Jacob's Middle Eastern Lentil Soup (lentils, cumin, red pepper flakes, lemon juice, olive oil, onions, red pepper, salt, water)


About Nieman Lab » Nieman Journalism Lab » Pushing to the ...
About Nieman Lab. The Nieman Journalism Lab is an attempt to help journalism figure out its future in an Internet age. The Internet has brought forth an unprecedented ...

New Territory Arts Association
Art Hops. Every four months, the businesses in the Benton Harbor Arts District choose a Friday to host an Art Hop. It’s a family-friendly evening filled with an ...

How Did the Joshua Tree Get its Name? | KCET
The common story of how the Joshua tree got its name is pretty, and very widespread. But is it true?

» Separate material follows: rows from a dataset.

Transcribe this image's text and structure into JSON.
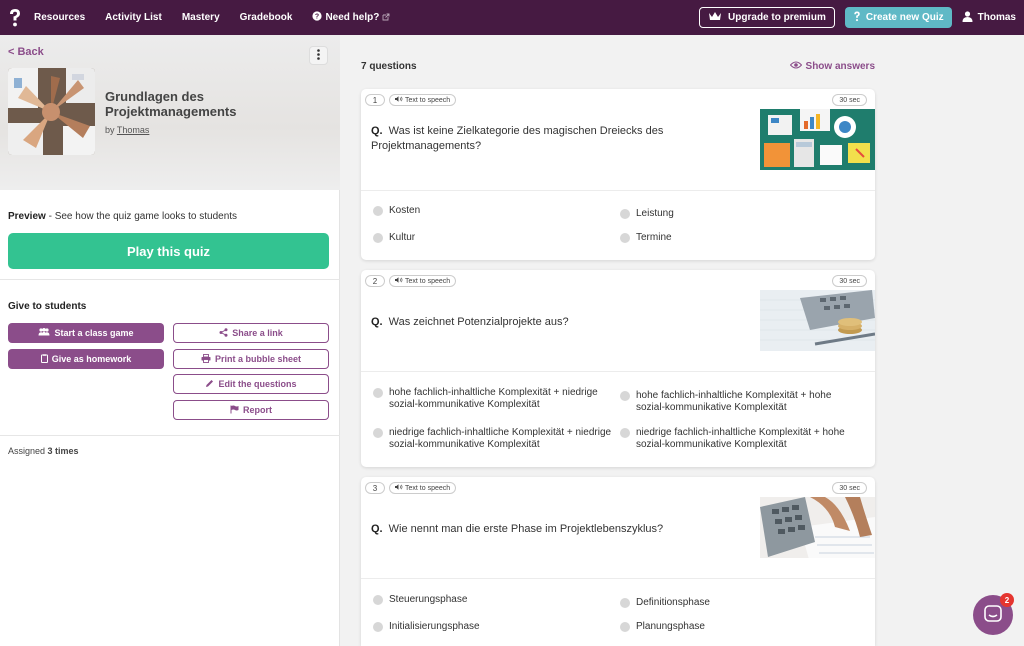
{
  "nav": {
    "items": [
      "Resources",
      "Activity List",
      "Mastery",
      "Gradebook"
    ],
    "help": "Need help?",
    "upgrade": "Upgrade to premium",
    "create": "Create new Quiz",
    "user": "Thomas"
  },
  "quiz": {
    "back": "< Back",
    "title": "Grundlagen des Projektmanagements",
    "by_prefix": "by",
    "author": "Thomas",
    "preview_bold": "Preview",
    "preview_rest": " - See how the quiz game looks to students",
    "play": "Play this quiz",
    "give_title": "Give to students",
    "buttons": {
      "class_game": "Start a class game",
      "homework": "Give as homework",
      "share": "Share a link",
      "print": "Print a bubble sheet",
      "edit": "Edit the questions",
      "report": "Report"
    },
    "assigned_prefix": "Assigned ",
    "assigned_count": "3 times"
  },
  "questions_header": {
    "count": "7 questions",
    "show_answers": "Show answers"
  },
  "questions": [
    {
      "number": "1",
      "tts": "Text to speech",
      "time": "30 sec",
      "prefix": "Q.",
      "text": "Was ist keine Zielkategorie des magischen Dreiecks des Projektmanagements?",
      "options": [
        "Kosten",
        "Leistung",
        "Kultur",
        "Termine"
      ]
    },
    {
      "number": "2",
      "tts": "Text to speech",
      "time": "30 sec",
      "prefix": "Q.",
      "text": "Was zeichnet Potenzialprojekte aus?",
      "options": [
        "hohe fachlich-inhaltliche Komplexität + niedrige sozial-kommunikative Komplexität",
        "hohe fachlich-inhaltliche Komplexität + hohe sozial-kommunikative Komplexität",
        "niedrige fachlich-inhaltliche Komplexität + niedrige sozial-kommunikative Komplexität",
        "niedrige fachlich-inhaltliche Komplexität + hohe sozial-kommunikative Komplexität"
      ]
    },
    {
      "number": "3",
      "tts": "Text to speech",
      "time": "30 sec",
      "prefix": "Q.",
      "text": "Wie nennt man die erste Phase im Projektlebenszyklus?",
      "options": [
        "Steuerungsphase",
        "Definitionsphase",
        "Initialisierungsphase",
        "Planungsphase"
      ]
    }
  ],
  "chat": {
    "badge": "2"
  },
  "colors": {
    "nav": "#461a42",
    "accent": "#8b4d8a",
    "play": "#33c391",
    "create": "#5fb9c6"
  }
}
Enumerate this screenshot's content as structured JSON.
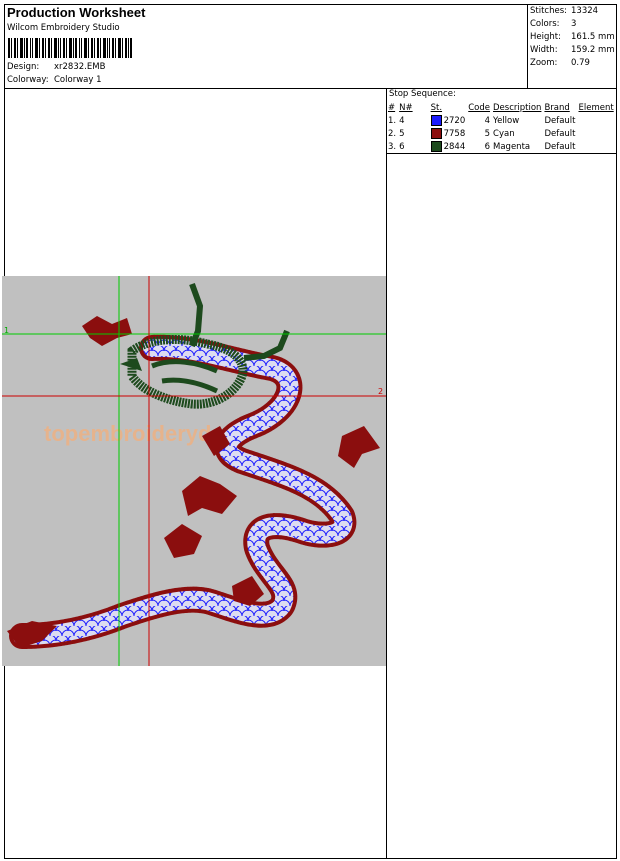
{
  "header": {
    "title": "Production Worksheet",
    "software": "Wilcom Embroidery Studio",
    "design_label": "Design:",
    "design_value": "xr2832.EMB",
    "colorway_label": "Colorway:",
    "colorway_value": "Colorway 1"
  },
  "stats": [
    {
      "label": "Stitches:",
      "value": "13324"
    },
    {
      "label": "Colors:",
      "value": "3"
    },
    {
      "label": "Height:",
      "value": "161.5 mm"
    },
    {
      "label": "Width:",
      "value": "159.2 mm"
    },
    {
      "label": "Zoom:",
      "value": "0.79"
    }
  ],
  "stop_sequence": {
    "title": "Stop Sequence:",
    "columns": [
      "#",
      "N#",
      "St.",
      "Code",
      "Description",
      "Brand",
      "Element"
    ],
    "rows": [
      {
        "num": "1.",
        "n": "4",
        "color": "#1a1aff",
        "st": "2720",
        "code": "4",
        "description": "Yellow",
        "brand": "Default",
        "element": ""
      },
      {
        "num": "2.",
        "n": "5",
        "color": "#8b0e0e",
        "st": "7758",
        "code": "5",
        "description": "Cyan",
        "brand": "Default",
        "element": ""
      },
      {
        "num": "3.",
        "n": "6",
        "color": "#1d4a1d",
        "st": "2844",
        "code": "6",
        "description": "Magenta",
        "brand": "Default",
        "element": ""
      }
    ]
  },
  "canvas": {
    "background": "#c0c0c0",
    "marker_1": "1",
    "marker_2": "2",
    "watermark": "topembroideryd...",
    "crosshair_green": "#00cc00",
    "crosshair_red": "#cc0000"
  }
}
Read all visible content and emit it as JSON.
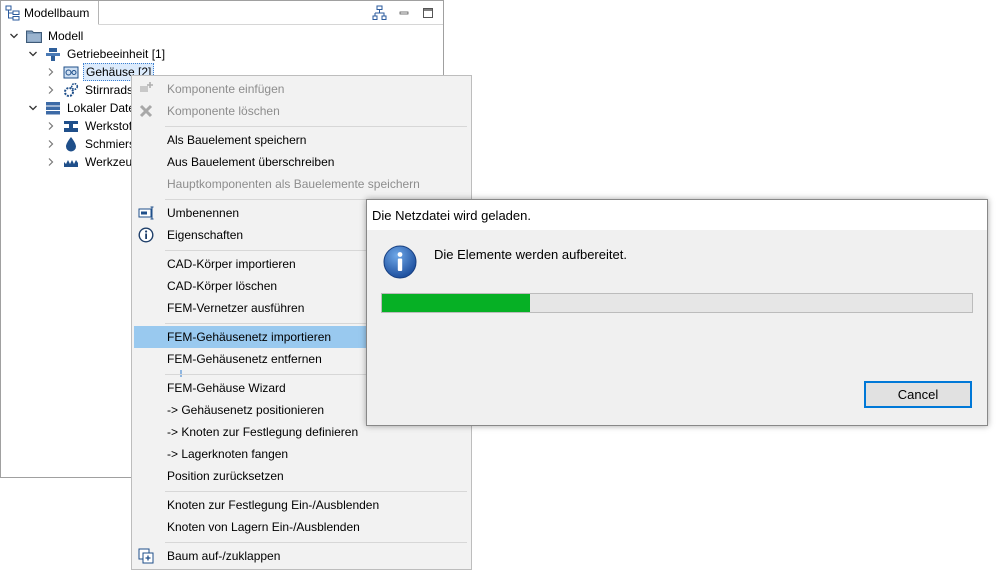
{
  "panel": {
    "title": "Modellbaum"
  },
  "tree": {
    "root": "Modell",
    "getriebe": "Getriebeeinheit [1]",
    "gehaeuse": "Gehäuse [2]",
    "stirnrad": "Stirnradst",
    "lokal": "Lokaler Date",
    "werkstoff": "Werkstof",
    "schmier": "Schmiers",
    "werkzeug": "Werkzeug"
  },
  "menu": {
    "komponente_einfuegen": "Komponente einfügen",
    "komponente_loeschen": "Komponente löschen",
    "als_bauelement": "Als Bauelement speichern",
    "aus_bauelement": "Aus Bauelement überschreiben",
    "hauptkomponenten": "Hauptkomponenten als Bauelemente speichern",
    "umbenennen": "Umbenennen",
    "eigenschaften": "Eigenschaften",
    "cad_import": "CAD-Körper importieren",
    "cad_loeschen": "CAD-Körper löschen",
    "fem_vernetzer": "FEM-Vernetzer ausführen",
    "fem_netz_import": "FEM-Gehäusenetz importieren",
    "fem_netz_entfernen": "FEM-Gehäusenetz entfernen",
    "fem_wizard": "FEM-Gehäuse Wizard",
    "netz_positionieren": "->  Gehäusenetz positionieren",
    "knoten_festlegung": "->  Knoten zur Festlegung definieren",
    "lagerknoten": "->  Lagerknoten fangen",
    "position_reset": "Position zurücksetzen",
    "knoten_festlegung_toggle": "Knoten zur Festlegung Ein-/Ausblenden",
    "knoten_lager_toggle": "Knoten von Lagern Ein-/Ausblenden",
    "baum_toggle": "Baum auf-/zuklappen"
  },
  "dialog": {
    "title": "Die Netzdatei wird geladen.",
    "message": "Die Elemente werden aufbereitet.",
    "progress": 0.25,
    "cancel": "Cancel"
  },
  "colors": {
    "highlight": "#99c9ef",
    "progress": "#06b025",
    "focus_border": "#0078d7"
  }
}
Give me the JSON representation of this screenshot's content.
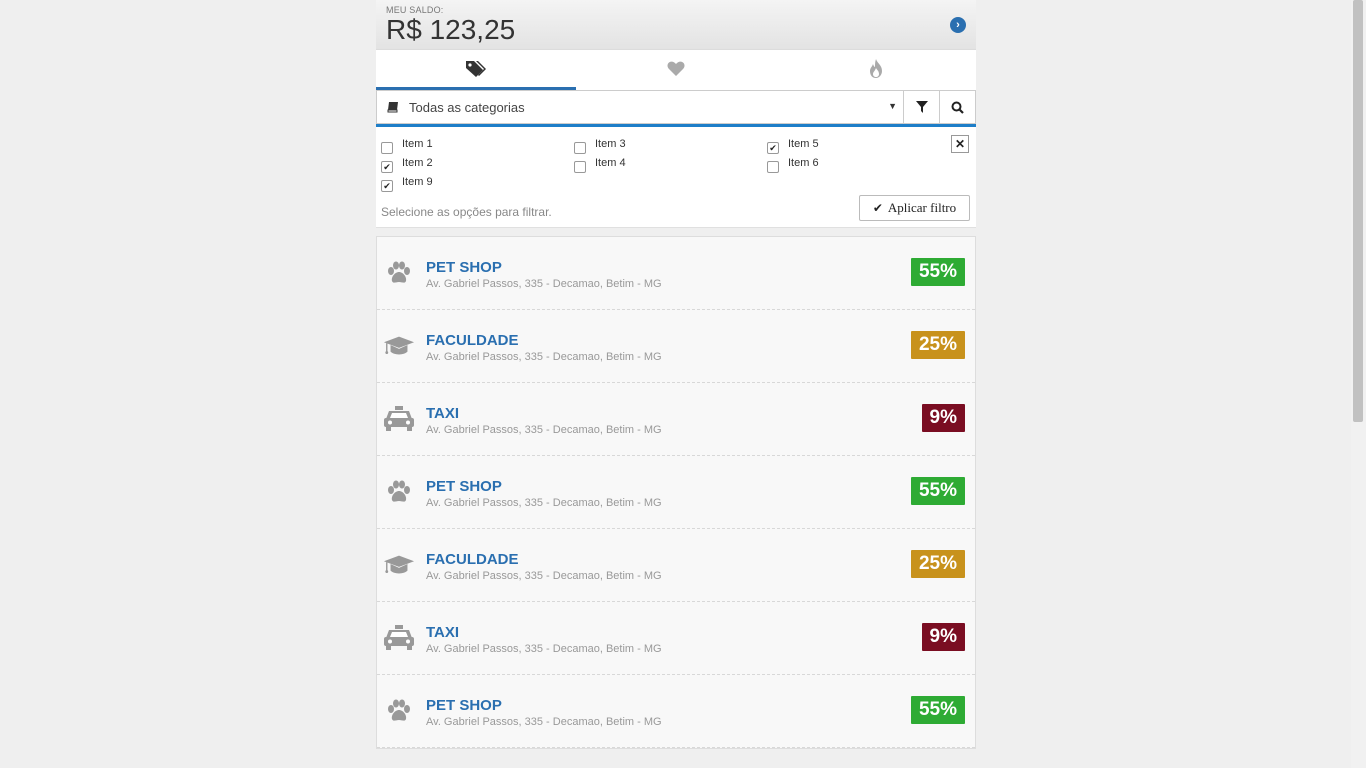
{
  "balance": {
    "label": "MEU SALDO:",
    "amount": "R$ 123,25"
  },
  "tabs": [
    {
      "icon": "tags-icon",
      "active": true
    },
    {
      "icon": "heart-icon",
      "active": false
    },
    {
      "icon": "fire-icon",
      "active": false
    }
  ],
  "search": {
    "category": "Todas as categorias"
  },
  "filters": {
    "options": [
      {
        "label": "Item 1",
        "checked": false
      },
      {
        "label": "Item 3",
        "checked": false
      },
      {
        "label": "Item 5",
        "checked": true
      },
      {
        "label": "Item 2",
        "checked": true
      },
      {
        "label": "Item 4",
        "checked": false
      },
      {
        "label": "Item 6",
        "checked": false
      },
      {
        "label": "Item 9",
        "checked": true
      }
    ],
    "hint": "Selecione as opções para filtrar.",
    "apply_label": "Aplicar filtro"
  },
  "colors": {
    "accent": "#2a6fb0",
    "green": "#2eab34",
    "gold": "#c8921c",
    "wine": "#7a0d22"
  },
  "places": [
    {
      "name": "PET SHOP",
      "address": "Av. Gabriel Passos, 335 - Decamao, Betim - MG",
      "discount": "55%",
      "icon": "paw-icon",
      "color": "#2eab34"
    },
    {
      "name": "FACULDADE",
      "address": "Av. Gabriel Passos, 335 - Decamao, Betim - MG",
      "discount": "25%",
      "icon": "graduation-cap-icon",
      "color": "#c8921c"
    },
    {
      "name": "TAXI",
      "address": "Av. Gabriel Passos, 335 - Decamao, Betim - MG",
      "discount": "9%",
      "icon": "taxi-icon",
      "color": "#7a0d22"
    },
    {
      "name": "PET SHOP",
      "address": "Av. Gabriel Passos, 335 - Decamao, Betim - MG",
      "discount": "55%",
      "icon": "paw-icon",
      "color": "#2eab34"
    },
    {
      "name": "FACULDADE",
      "address": "Av. Gabriel Passos, 335 - Decamao, Betim - MG",
      "discount": "25%",
      "icon": "graduation-cap-icon",
      "color": "#c8921c"
    },
    {
      "name": "TAXI",
      "address": "Av. Gabriel Passos, 335 - Decamao, Betim - MG",
      "discount": "9%",
      "icon": "taxi-icon",
      "color": "#7a0d22"
    },
    {
      "name": "PET SHOP",
      "address": "Av. Gabriel Passos, 335 - Decamao, Betim - MG",
      "discount": "55%",
      "icon": "paw-icon",
      "color": "#2eab34"
    }
  ]
}
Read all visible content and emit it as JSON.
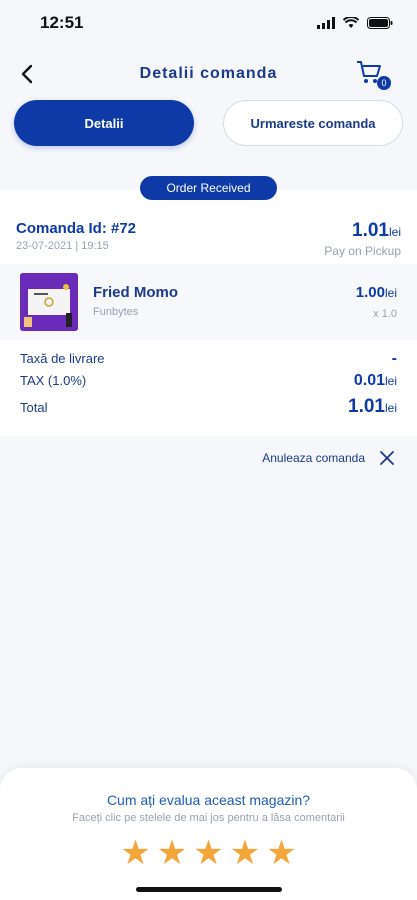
{
  "status_bar": {
    "time": "12:51"
  },
  "nav": {
    "title": "Detalii comanda",
    "cart_count": "0"
  },
  "tabs": {
    "active": "Detalii",
    "inactive": "Urmareste comanda"
  },
  "order_status": "Order Received",
  "order": {
    "id": "Comanda Id: #72",
    "date": "23-07-2021 | 19:15",
    "total": "1.01",
    "currency": "lei",
    "payment": "Pay on Pickup"
  },
  "item": {
    "name": "Fried Momo",
    "shop": "Funbytes",
    "price": "1.00",
    "currency": "lei",
    "qty": "x 1.0"
  },
  "summary": {
    "delivery_label": "Taxă de livrare",
    "delivery_value": "-",
    "tax_label": "TAX (1.0%)",
    "tax_value": "0.01",
    "total_label": "Total",
    "total_value": "1.01",
    "currency": "lei"
  },
  "cancel_label": "Anuleaza comanda",
  "rating": {
    "title": "Cum ați evalua aceast magazin?",
    "subtitle": "Faceți clic pe stelele de mai jos pentru a lăsa comentarii",
    "stars": 5
  },
  "colors": {
    "primary": "#0d3aa6",
    "star": "#f3a73a"
  }
}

Photograph of Margaret "Maggie" Hagan [1866-1944] - daughter of John Hagan Jr. & Louisa Mary "Lyde" Garrison, stepdaughter of Joseph Benton "Joab" Fordyce. Original, professional photograph from F. S. Hawkins, Waynesburg, Pa. The Rice-Fordyce Series photographs were passed from Joshua Rice [1840-1896] and his wife, Henrietta Fordyce [1846-1920], to their son John Lockwood Rice [1886-1964] and his wife, Mary Irene Phillips [1887-1959], to their son John Robert Rice who owned and shared the photographs with the Greene Connections: Greene County, Pennsylvania Photo Archives Project in 2006. The Rice-Fordyce Series is a part of the John Robert Rice Collection.
Joshua Shriver
Co. E, 74th IND. Infantry Pages 541-542, transcribed by Carolyn Ward from History of Butler County, Kansas by Vol. P. Mooney. Standard Publishing Company, Lawrence, Kan.: 1916. ill.; 894 pgs. HISTORY OF BUTLER COUNTY Joshua Shriver, of Towanda, Kans., is a veteran of the Civil war and a Kansas pioneer who has spent over forty-five years of his life in Butler county. He was born at Elkhart, Ind., in 1841, and is a son of Daniel and Lavina (Nuzum) Shriver, both natives of Virginia, who removed to Indiana at an early date. The following children were born to Daniel and Lavina (Nuzum) Shriver: Joshua, the subject of this sketch; William, Elkhart, Ind.; Rufus, Elkhart, Ind.; Frank, Peabody, Kans.; Anne (deceased); Mrs. Matilda Hoover, Peabody, Kans.; Mrs. Phoebe Lambert, Goshen, Ind.; John (deceased), and Noah (deceased). Joshua Shriver spent his boyhood days in his native State and was educated in the public schools of Elkhart. About the time he reached his majority he enlisted at...
Joshua Evilsizer
Co. E, 2nd Missouri Cavalry, Union Army Enlisted at age 21 on August 15, 1861 at Chillicothe, Missouri Mustered in Sept. 3, 1861 at Benton Barracks, Missouri Deserted August 31, 1862 at Benton Barracks, Missouri The Republican Butter-Bates Co, Missouri, Friday, January 18,1907 Death of Joshua Evilsizer Joshua Evilsizer died Thursday night at 9:30 o'clock, Jan 10, 1907 after an illness of several years duration. The funeral service was held at the home on West Ohio Street, Saturday afternoon at 2:30 o'clock conducted by Rev J W Laster of the Baptist Church. The burial was at Oak Hill. Joshua Evilsizer was born in Indiana December 22, 1839 and at the time of his death, was but a few days over 68 years of age. He moved with his parents to bates County when Montevalley now in Vernon County was in this county. His father set out the first orchard in Montevally then just a trading post. Later with his parents, he moved to Ray County were he resided with them until the breaking out of...

10 Revolving Door |